Big Bad Wolf Amendment
Elon Musk took to Twitter (surprise!) to criticize NASA for signaling it would continue prohibiting direct cooperation between the agency and China indefinitely.
During testimony to a congressional committee on Wednesday, NASA head Bill Nelson said that he supported making the Wolf Amendment — a 2011 law that prohibits cooperation between NASA and the Chinese government — permanent, according to Voice of America News.
"That doesn’t mean that we can’t find areas of cooperation, and those areas are deconfliction of space assets running into each other [and] trying to get them to participate in getting rid of all of that space junk," Nelson said in response to a question regarding the Chinese space program by Rep. Michael Waltz.
After hearing the news, Musk tweeted out his frustration saying, "Nothing wrong with healthy competition, but this seems a little over-the-top. Would be cool if spacecraft could travel from one space station to another (which is harder than it seems!)."
Nothing wrong with healthy competition, but this seems a little over-the-top. Would be cool if spacecraft could travel from one space station to another (which is much harder than it seems!).
— Elon Musk (@elonmusk) June 25, 2021
A Dozen Years of Landings

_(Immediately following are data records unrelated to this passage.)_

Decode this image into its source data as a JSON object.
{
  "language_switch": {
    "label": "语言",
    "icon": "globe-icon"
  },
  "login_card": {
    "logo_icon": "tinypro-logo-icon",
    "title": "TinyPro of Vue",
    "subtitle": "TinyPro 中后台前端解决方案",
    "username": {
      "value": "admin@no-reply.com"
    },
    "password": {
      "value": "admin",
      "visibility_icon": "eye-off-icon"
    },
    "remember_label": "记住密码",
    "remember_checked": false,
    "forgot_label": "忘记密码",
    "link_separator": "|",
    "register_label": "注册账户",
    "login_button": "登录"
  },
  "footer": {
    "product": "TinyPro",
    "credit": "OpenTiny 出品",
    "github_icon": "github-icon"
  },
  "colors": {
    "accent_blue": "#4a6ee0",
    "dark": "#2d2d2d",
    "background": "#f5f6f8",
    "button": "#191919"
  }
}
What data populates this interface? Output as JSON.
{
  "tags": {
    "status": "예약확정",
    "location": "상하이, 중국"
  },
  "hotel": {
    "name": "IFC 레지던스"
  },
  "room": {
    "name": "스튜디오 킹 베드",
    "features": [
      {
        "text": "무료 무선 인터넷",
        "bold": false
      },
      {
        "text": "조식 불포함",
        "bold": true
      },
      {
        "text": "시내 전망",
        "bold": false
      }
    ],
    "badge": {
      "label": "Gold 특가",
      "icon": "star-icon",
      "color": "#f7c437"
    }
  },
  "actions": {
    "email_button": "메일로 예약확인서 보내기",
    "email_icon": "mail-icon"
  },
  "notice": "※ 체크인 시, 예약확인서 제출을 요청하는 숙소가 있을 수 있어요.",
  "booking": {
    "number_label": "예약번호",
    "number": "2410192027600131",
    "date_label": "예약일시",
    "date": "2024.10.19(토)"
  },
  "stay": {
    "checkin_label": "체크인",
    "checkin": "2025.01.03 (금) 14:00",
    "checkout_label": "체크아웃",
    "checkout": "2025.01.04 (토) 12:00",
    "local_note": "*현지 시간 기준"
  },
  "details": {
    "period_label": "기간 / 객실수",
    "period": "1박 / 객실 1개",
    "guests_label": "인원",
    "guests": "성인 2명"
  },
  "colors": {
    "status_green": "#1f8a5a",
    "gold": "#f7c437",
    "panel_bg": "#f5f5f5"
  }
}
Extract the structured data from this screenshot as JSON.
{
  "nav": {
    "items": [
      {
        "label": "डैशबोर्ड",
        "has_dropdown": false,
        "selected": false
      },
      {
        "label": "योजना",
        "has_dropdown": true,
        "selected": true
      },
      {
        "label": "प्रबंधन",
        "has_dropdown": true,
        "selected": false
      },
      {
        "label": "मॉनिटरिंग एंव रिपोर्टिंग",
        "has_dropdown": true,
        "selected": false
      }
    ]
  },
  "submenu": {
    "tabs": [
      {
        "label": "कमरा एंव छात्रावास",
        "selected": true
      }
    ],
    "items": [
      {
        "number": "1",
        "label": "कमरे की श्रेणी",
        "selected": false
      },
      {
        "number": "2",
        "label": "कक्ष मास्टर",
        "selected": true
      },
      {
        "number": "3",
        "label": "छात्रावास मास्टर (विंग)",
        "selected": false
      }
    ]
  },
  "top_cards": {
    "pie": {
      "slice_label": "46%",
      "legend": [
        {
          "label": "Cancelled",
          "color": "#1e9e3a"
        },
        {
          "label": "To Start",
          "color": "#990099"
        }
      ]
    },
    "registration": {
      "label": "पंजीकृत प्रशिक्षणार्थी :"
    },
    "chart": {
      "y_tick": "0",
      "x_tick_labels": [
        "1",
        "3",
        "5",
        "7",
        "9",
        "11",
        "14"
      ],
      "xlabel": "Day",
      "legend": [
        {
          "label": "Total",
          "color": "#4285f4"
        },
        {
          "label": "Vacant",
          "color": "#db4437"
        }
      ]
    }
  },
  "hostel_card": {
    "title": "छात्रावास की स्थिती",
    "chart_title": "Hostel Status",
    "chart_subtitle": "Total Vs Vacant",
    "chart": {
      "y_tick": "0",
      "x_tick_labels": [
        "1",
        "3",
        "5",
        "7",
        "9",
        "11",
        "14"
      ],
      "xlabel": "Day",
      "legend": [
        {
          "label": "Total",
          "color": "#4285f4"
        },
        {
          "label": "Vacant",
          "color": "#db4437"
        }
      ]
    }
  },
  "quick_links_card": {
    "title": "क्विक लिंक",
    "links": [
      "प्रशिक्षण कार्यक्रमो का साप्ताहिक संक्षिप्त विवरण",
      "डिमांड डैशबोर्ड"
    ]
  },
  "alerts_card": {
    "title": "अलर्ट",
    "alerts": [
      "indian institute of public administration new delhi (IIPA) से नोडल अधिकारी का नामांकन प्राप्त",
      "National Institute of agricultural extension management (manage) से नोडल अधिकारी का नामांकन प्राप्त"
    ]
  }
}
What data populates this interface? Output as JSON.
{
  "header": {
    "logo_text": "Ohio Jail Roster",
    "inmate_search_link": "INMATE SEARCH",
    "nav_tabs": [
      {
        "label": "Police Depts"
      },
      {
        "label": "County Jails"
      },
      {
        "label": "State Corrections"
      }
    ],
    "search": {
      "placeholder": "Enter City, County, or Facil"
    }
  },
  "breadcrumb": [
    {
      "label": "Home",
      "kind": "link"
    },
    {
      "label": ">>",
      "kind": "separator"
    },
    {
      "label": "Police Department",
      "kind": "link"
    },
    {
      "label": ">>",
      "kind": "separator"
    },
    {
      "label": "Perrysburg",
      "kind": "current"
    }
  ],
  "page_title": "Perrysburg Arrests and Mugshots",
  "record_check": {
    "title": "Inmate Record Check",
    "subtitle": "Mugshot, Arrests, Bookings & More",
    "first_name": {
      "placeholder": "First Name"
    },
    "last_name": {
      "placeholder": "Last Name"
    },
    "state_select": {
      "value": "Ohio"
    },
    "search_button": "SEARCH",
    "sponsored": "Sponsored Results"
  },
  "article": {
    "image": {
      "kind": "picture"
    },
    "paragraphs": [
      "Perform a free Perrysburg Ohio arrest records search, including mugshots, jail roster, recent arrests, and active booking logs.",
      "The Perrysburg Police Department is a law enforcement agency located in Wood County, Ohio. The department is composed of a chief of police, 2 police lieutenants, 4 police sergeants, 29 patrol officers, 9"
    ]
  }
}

While the Tesla CEO might be upset at the idea that he won't be able to ride his space Tesla from one space station to another, he was probably heartened to hear Nelson's ambitious plans for future lunar missions — if the government funds it, that is.
In fact, the NASA chief took the opportunity in front of the House Committee on Science, Space and Technology to request more funds for the Human Landing System (HLS) program. The HLS is the final method of transportation for the Artemis mission that'll take astronauts directly to the lunar surface, according to NASA.
Doing so, he said, could mean the agency can send even more astronauts to the Moon.
"But there needs to be a landing each year for a dozen years, so there are many more awards to come if you all decide that it's in the interest of the United States to appropriate that money," he said to the committee.
A dozen years of landings should mean a lot more work in the future for Musk and his team at SpaceX — that is, unless another billionaire with a private space and aeronautics venture muscles their way in.
READ MORE: NASA Head Seeks New Funding for Annual Moon Landings ‘Over a Dozen Years’ [VOA News]